Do whatever it takes, but reduce your email checking to twice daily, with a view towards once a day after about 30 days on the two times a day schedule. If you find it necessary, you can send all your contacts a short email explaining that in order to give better service you will be answering email twice a day and give the hour that you schedule that for. Then they will know that if they get an email to you before your 11:00 check, they will get an answer very quickly. Also, they will know that if they miss the 11:00 check, they will get a response between 3:00 and 4:00 P.M.

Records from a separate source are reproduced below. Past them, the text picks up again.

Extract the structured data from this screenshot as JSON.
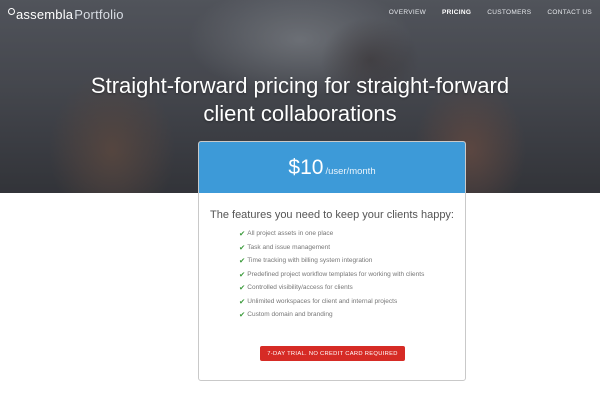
{
  "header": {
    "logo_brand": "assembla",
    "logo_product": "Portfolio",
    "nav": [
      {
        "label": "OVERVIEW",
        "active": false
      },
      {
        "label": "PRICING",
        "active": true
      },
      {
        "label": "CUSTOMERS",
        "active": false
      },
      {
        "label": "CONTACT US",
        "active": false
      }
    ]
  },
  "hero": {
    "title_line1": "Straight-forward pricing for straight-forward",
    "title_line2": "client collaborations"
  },
  "pricing": {
    "amount": "$10",
    "unit": "/user/month",
    "heading": "The features you need to keep your clients happy:",
    "check_icon": "check-icon",
    "features": [
      "All project assets in one place",
      "Task and issue management",
      "Time tracking with billing system integration",
      "Predefined project workflow templates for working with clients",
      "Controlled visibility/access for clients",
      "Unlimited workspaces for client and internal projects",
      "Custom domain and branding"
    ],
    "cta_label": "7-DAY TRIAL. NO CREDIT CARD REQUIRED"
  },
  "colors": {
    "price_band": "#3d9ad8",
    "cta": "#d62b25",
    "check": "#3a9a3a"
  }
}
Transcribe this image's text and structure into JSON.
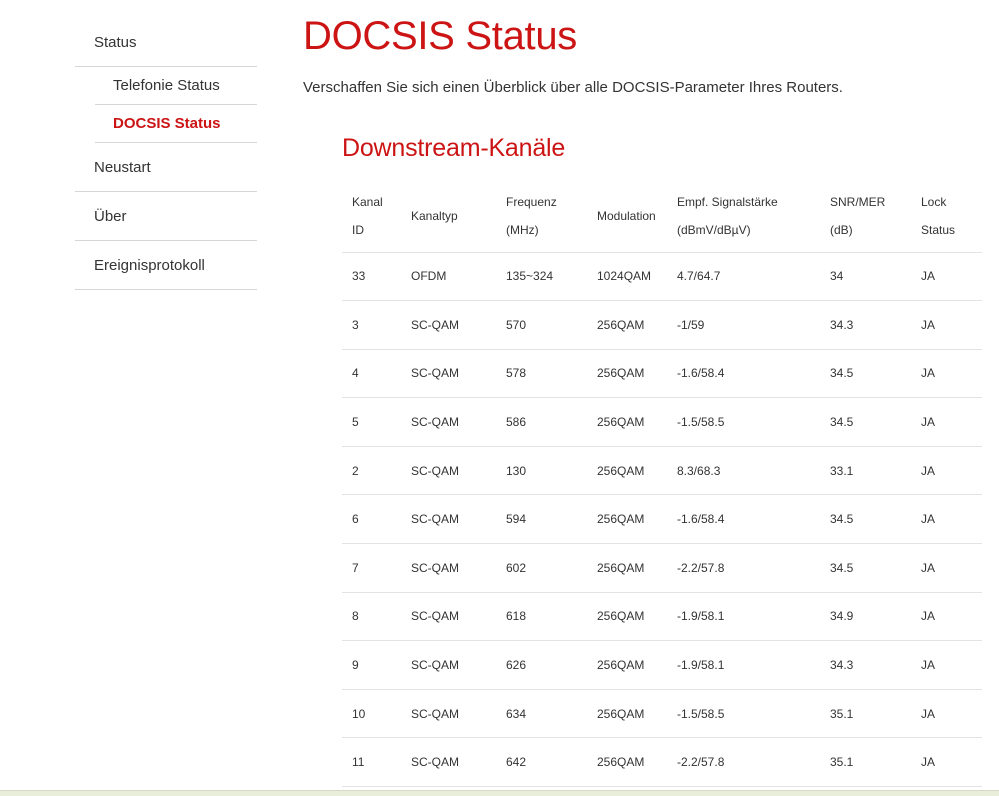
{
  "sidebar": {
    "items": [
      {
        "label": "Status",
        "level": "top",
        "active": false
      },
      {
        "label": "Telefonie Status",
        "level": "sub",
        "active": false
      },
      {
        "label": "DOCSIS Status",
        "level": "sub",
        "active": true
      },
      {
        "label": "Neustart",
        "level": "top",
        "active": false
      },
      {
        "label": "Über",
        "level": "top",
        "active": false
      },
      {
        "label": "Ereignisprotokoll",
        "level": "top",
        "active": false
      }
    ]
  },
  "page": {
    "title": "DOCSIS Status",
    "subtitle": "Verschaffen Sie sich einen Überblick über alle DOCSIS-Parameter Ihres Routers."
  },
  "downstream": {
    "title": "Downstream-Kanäle",
    "headers": [
      [
        "Kanal",
        "ID"
      ],
      [
        "Kanaltyp"
      ],
      [
        "Frequenz",
        "(MHz)"
      ],
      [
        "Modulation"
      ],
      [
        "Empf. Signalstärke",
        "(dBmV/dBµV)"
      ],
      [
        "SNR/MER",
        "(dB)"
      ],
      [
        "Lock",
        "Status"
      ]
    ],
    "rows": [
      [
        "33",
        "OFDM",
        "135~324",
        "1024QAM",
        "4.7/64.7",
        "34",
        "JA"
      ],
      [
        "3",
        "SC-QAM",
        "570",
        "256QAM",
        "-1/59",
        "34.3",
        "JA"
      ],
      [
        "4",
        "SC-QAM",
        "578",
        "256QAM",
        "-1.6/58.4",
        "34.5",
        "JA"
      ],
      [
        "5",
        "SC-QAM",
        "586",
        "256QAM",
        "-1.5/58.5",
        "34.5",
        "JA"
      ],
      [
        "2",
        "SC-QAM",
        "130",
        "256QAM",
        "8.3/68.3",
        "33.1",
        "JA"
      ],
      [
        "6",
        "SC-QAM",
        "594",
        "256QAM",
        "-1.6/58.4",
        "34.5",
        "JA"
      ],
      [
        "7",
        "SC-QAM",
        "602",
        "256QAM",
        "-2.2/57.8",
        "34.5",
        "JA"
      ],
      [
        "8",
        "SC-QAM",
        "618",
        "256QAM",
        "-1.9/58.1",
        "34.9",
        "JA"
      ],
      [
        "9",
        "SC-QAM",
        "626",
        "256QAM",
        "-1.9/58.1",
        "34.3",
        "JA"
      ],
      [
        "10",
        "SC-QAM",
        "634",
        "256QAM",
        "-1.5/58.5",
        "35.1",
        "JA"
      ],
      [
        "11",
        "SC-QAM",
        "642",
        "256QAM",
        "-2.2/57.8",
        "35.1",
        "JA"
      ]
    ]
  },
  "colors": {
    "accent": "#cc1414",
    "text": "#333333",
    "divider": "#e3e3e3"
  }
}
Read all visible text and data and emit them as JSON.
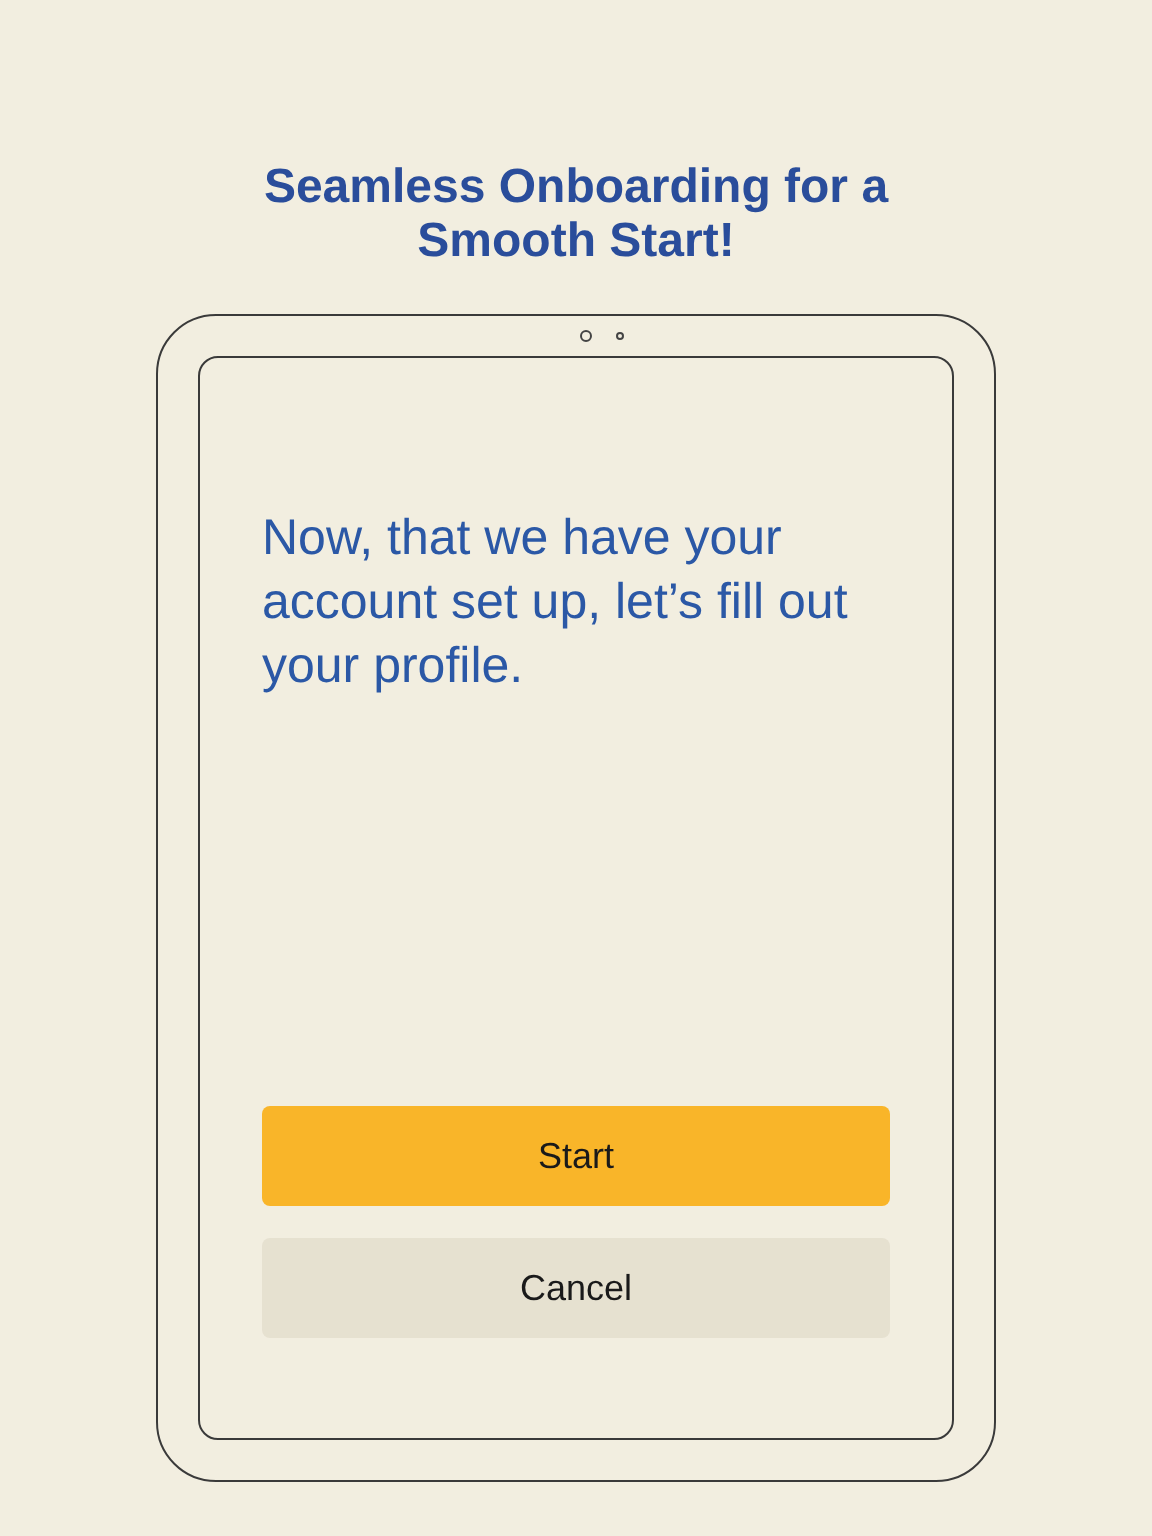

Prepare yourself before you go to your inbox. Determine that you will aggressively delete any obvious spam on sight. Delete them almost without thinking, before you get distracted. Next, open only each message that pertains to work and either answer it or flag it for research, investigation and/or follow-up. Make every effort to respond to each one as you open them. You may have to put some in the pending mode, if research or investigation is necessary. If you have a helper or secretary, you may want to have him or her find out why Mrs. Jones' order was not properly packed and send her an apology and a refund, for example. All personal emails should be ignored until after all your work is done for the day. I suggest the use of separate email addresses for different categories of correspondence and open each inbox only at its appropriate time.
I know this sounds rigid. That's because it is serious business. If you are among the majority of who just float along whichever way the current flows, you don't know where you'll end up. If, however, you are among those who want to rise to the top ahead of your peers, this kind of personal management of your work habits, with a view towards productivity will enable you to set a direct course to a definite destination, and will make it possible for you to arrive successfully. You can do it. I know you can. You just need to decide to navigate towards success, and then take the first step. The next step, and the next after that will be more natural.
Get more information and additional free tips on how you can increase your productivity by going to Sergeant Carpenter's site for effective business managing You can also sign up for a free consultation at his site.